What is a hazard zone map, and how does it apply to consumers and any seeking an understanding
of potential American disaster areas? This explores issues of risk management and geographic
knowledge alike, using maps illustrating examples from across the country to explore how mapping
affects both knowledge of risk and actions to reduce it. A truly unique guide which defies
categorization, but which holds broad appeal to students and consumers alike.
No place is perfectly safe, but some places are more dangerous than others. Whether we live on a
floodplain or in "Tornado Alley," near a nuclear facility or in a neighborhood poorly lit at night, we all
co-exist uneasily with natural and man-made hazards. As Mark Monmonier shows in this
entertaining and immensely informative book, maps can tell us a lot about where we can anticipate
certain hazards, but they can also be dangerously misleading.
California, for example, takes earthquakes seriously, with a comprehensive program of seismic
mapping, whereas Washington has been comparatively lax about earthquakes in Puget Sound. But
as the Northridge earthquake in January 1994 demonstrated all too clearly to Californians, even
reliable seismic-hazard maps can deceive anyone who misinterprets "known fault-lines" as the only
places vulnerable to earthquakes.
Important as it is to predict and prepare for catastrophic natural hazards, more subtle and persistent
phenomena such as pollution and crime also pose serious dangers that we have to cope with on a
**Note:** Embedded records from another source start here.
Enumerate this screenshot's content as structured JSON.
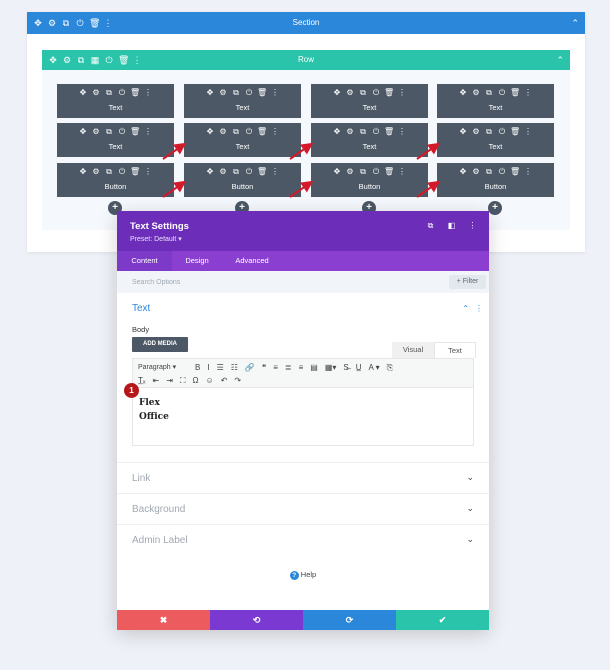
{
  "section": {
    "title": "Section",
    "icons": [
      "✥",
      "⚙",
      "⧉",
      "⏻",
      "🗑",
      "⋮"
    ],
    "chevron": "⌃",
    "color": "#2b87da"
  },
  "row": {
    "title": "Row",
    "icons": [
      "✥",
      "⚙",
      "⧉",
      "▦",
      "⏻",
      "🗑",
      "⋮"
    ],
    "chevron": "⌃",
    "color": "#29c4a9"
  },
  "modules": {
    "icons": [
      "✥",
      "⚙",
      "⧉",
      "⏻",
      "🗑",
      "⋮"
    ],
    "grid": [
      [
        "Text",
        "Text",
        "Text",
        "Text"
      ],
      [
        "Text",
        "Text",
        "Text",
        "Text"
      ],
      [
        "Button",
        "Button",
        "Button",
        "Button"
      ]
    ],
    "add": "+"
  },
  "arrow_color": "#d3192a",
  "modal": {
    "title": "Text Settings",
    "preset": "Preset: Default ▾",
    "header_icons": [
      "⧉",
      "◧",
      "⋮"
    ],
    "tabs": [
      {
        "label": "Content",
        "active": true
      },
      {
        "label": "Design",
        "active": false
      },
      {
        "label": "Advanced",
        "active": false
      }
    ],
    "search_placeholder": "Search Options",
    "filter_label": "+ Filter",
    "text_section": {
      "title": "Text",
      "icons": [
        "⌃",
        "⋮"
      ],
      "body_label": "Body",
      "add_media": "ADD MEDIA",
      "editor_tabs": [
        "Visual",
        "Text"
      ],
      "toolbar_row1": [
        "Paragraph ▾",
        "B",
        "I",
        "☰",
        "☷",
        "🔗",
        "❝",
        "≡",
        "≣",
        "≡",
        "▤",
        "▦▾",
        "S̶",
        "U̲",
        "A ▾",
        "⎘"
      ],
      "toolbar_row2": [
        "T̲ₓ",
        "⇤",
        "⇥",
        "⛶",
        "Ω",
        "☺",
        "↶",
        "↷"
      ],
      "content_lines": [
        "Flex",
        "Office"
      ],
      "marker": "1"
    },
    "collapsed_sections": [
      "Link",
      "Background",
      "Admin Label"
    ],
    "help": "Help",
    "footer": {
      "cancel": "✖",
      "undo": "⟲",
      "redo": "⟳",
      "save": "✔",
      "colors": [
        "#ec5c5e",
        "#7a3ad1",
        "#2b87da",
        "#29c4a9"
      ]
    }
  }
}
daily basis. Hazard-zone maps highlight these more insidious hazards and raise awareness about
them among planners, local officials, and the public.
With the help of many maps illustrating examples from all corners of the United States, Monmonier
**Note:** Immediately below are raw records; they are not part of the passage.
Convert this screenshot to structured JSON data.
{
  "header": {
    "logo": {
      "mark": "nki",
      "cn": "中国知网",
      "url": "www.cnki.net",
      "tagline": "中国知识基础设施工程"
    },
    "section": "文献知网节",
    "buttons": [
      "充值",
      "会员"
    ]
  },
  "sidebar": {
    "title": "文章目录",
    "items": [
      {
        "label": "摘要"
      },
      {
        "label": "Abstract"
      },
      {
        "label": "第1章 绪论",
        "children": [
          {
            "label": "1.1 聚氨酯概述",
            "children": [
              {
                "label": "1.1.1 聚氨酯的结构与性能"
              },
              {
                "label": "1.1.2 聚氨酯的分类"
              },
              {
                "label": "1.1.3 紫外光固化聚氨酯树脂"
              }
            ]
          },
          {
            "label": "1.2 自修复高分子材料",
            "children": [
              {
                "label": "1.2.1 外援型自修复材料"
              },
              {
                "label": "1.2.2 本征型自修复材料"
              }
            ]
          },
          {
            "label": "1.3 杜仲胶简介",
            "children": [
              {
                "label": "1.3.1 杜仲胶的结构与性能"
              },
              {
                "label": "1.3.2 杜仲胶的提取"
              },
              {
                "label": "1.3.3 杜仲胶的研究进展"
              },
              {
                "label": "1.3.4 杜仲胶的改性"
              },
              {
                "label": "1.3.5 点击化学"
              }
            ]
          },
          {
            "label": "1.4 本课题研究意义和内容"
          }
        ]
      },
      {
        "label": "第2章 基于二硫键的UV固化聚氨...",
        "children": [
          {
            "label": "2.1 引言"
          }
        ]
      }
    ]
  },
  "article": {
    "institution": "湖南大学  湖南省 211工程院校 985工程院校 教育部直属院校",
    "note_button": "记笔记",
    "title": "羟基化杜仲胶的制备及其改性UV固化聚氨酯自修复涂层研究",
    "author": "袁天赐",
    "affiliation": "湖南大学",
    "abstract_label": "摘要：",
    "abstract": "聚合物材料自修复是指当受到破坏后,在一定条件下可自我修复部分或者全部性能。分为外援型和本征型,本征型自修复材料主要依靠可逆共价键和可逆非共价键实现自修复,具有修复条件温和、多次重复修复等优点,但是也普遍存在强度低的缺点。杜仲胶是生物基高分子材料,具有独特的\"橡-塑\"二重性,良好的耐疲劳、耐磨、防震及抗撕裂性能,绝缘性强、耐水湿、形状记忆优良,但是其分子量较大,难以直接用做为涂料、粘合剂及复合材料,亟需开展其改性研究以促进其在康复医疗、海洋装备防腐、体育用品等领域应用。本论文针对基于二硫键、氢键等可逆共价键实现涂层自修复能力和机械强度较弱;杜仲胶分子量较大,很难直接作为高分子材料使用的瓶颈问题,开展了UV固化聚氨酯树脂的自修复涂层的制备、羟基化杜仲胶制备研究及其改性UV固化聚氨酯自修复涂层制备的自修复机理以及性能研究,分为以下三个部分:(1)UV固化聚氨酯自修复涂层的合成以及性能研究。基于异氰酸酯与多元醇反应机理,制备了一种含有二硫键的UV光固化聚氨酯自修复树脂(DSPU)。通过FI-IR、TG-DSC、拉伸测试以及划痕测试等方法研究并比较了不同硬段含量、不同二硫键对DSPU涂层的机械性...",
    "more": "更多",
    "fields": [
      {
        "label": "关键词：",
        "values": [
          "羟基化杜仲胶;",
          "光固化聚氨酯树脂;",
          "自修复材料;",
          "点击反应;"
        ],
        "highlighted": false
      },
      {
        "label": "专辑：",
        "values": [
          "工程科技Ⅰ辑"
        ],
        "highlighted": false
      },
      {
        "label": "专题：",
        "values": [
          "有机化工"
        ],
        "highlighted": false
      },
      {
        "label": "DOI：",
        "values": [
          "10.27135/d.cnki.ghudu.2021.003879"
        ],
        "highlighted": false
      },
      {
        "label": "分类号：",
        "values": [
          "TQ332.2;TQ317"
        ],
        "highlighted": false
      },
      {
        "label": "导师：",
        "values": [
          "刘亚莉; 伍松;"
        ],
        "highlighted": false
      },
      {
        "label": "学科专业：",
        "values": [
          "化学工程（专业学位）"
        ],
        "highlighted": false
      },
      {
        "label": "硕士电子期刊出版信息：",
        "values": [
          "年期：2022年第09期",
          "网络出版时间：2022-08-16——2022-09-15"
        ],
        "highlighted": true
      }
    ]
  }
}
demonstrates how hazard mapping reflects not just scientific understanding of hazards but also
perceptions of risk and how risk can be reduced. Whether you live on a faultline or a coastline, near
a toxic waste dump or an EMF-generating power line, you ignore this book's plain-language advice
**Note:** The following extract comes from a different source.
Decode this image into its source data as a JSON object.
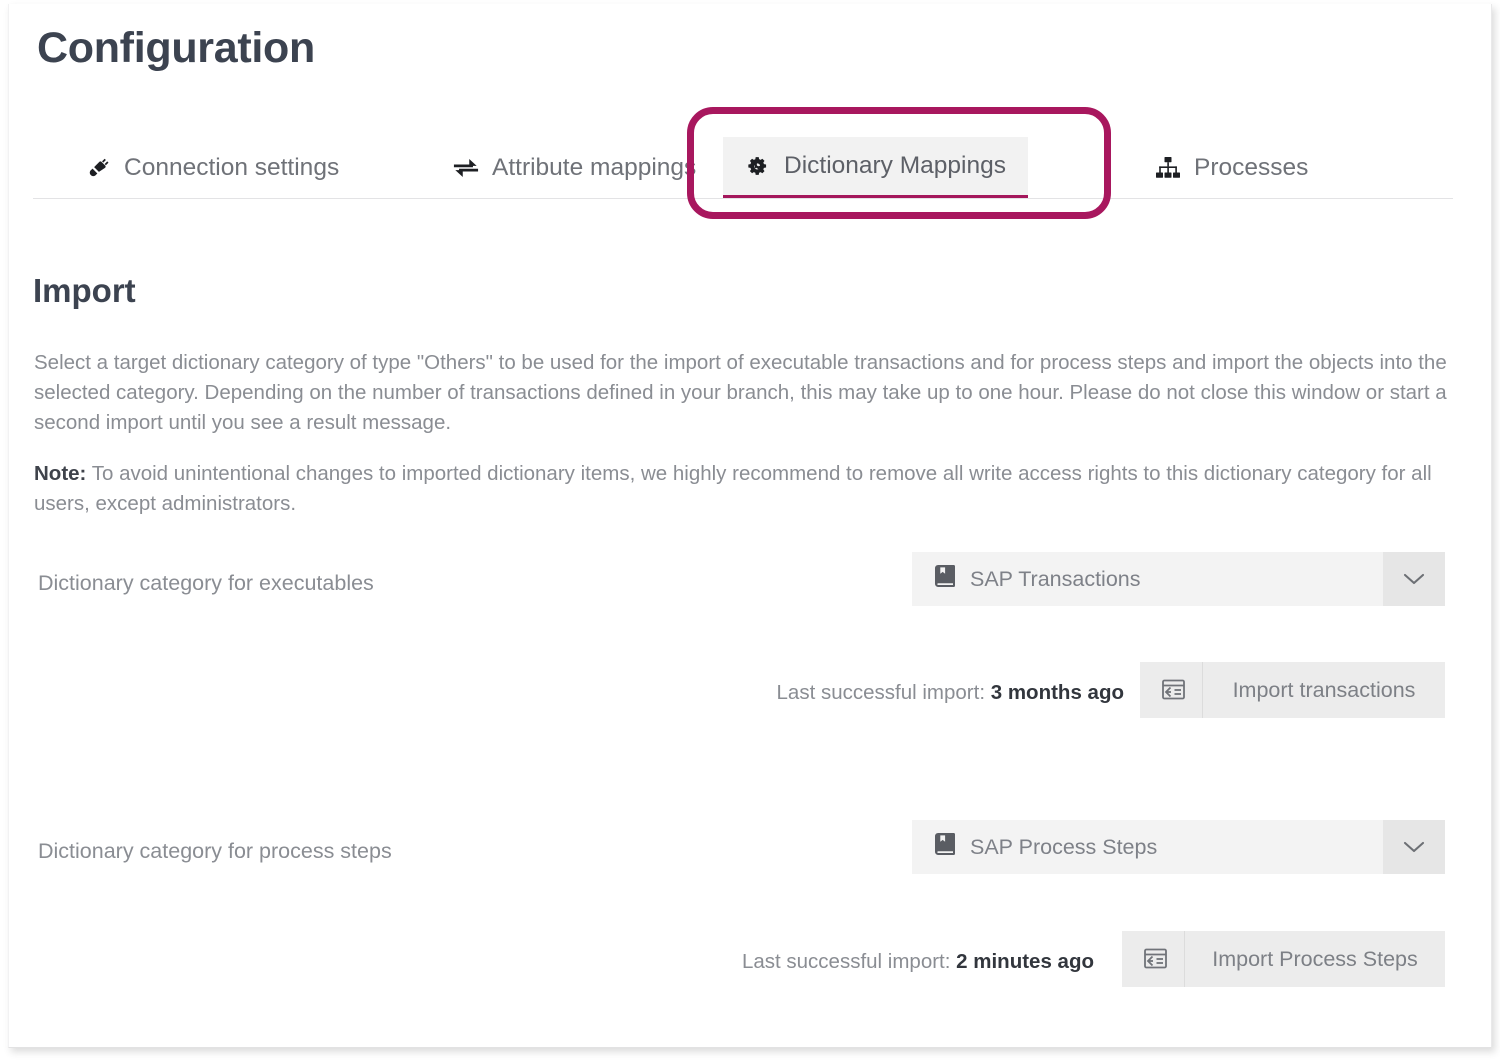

on geographic hazards and how to avoid them at your own peril.
No place is perfectly safe, but some places are more dangerous than others. Maps can tell us a lot
about where we can anticipate certain risks. This book demonstrates how hazard mapping reflects
not just scientific understanding of hazards but also perceptions of risk and how risk can be
The publisher, The University of Chicago Press--www.press.uchicago.edu , February
The Ten Riskiest Places to Live -
In Cartographies of Danger Mark Monmonier looks at how well America maps its natural and
technological hazards as well as social hazards like crime and disease. In conjunction with the
release of this book, the Press asked Mark to give us a list of the country's ten most hazardous
His top ten (or is that bottom ten?) list is only available on the web at:
Information about the book itself is at:
Mark Monmonier is professor of geography at Syracuse University's Maxwell School of Citizenship
and Public Affairs.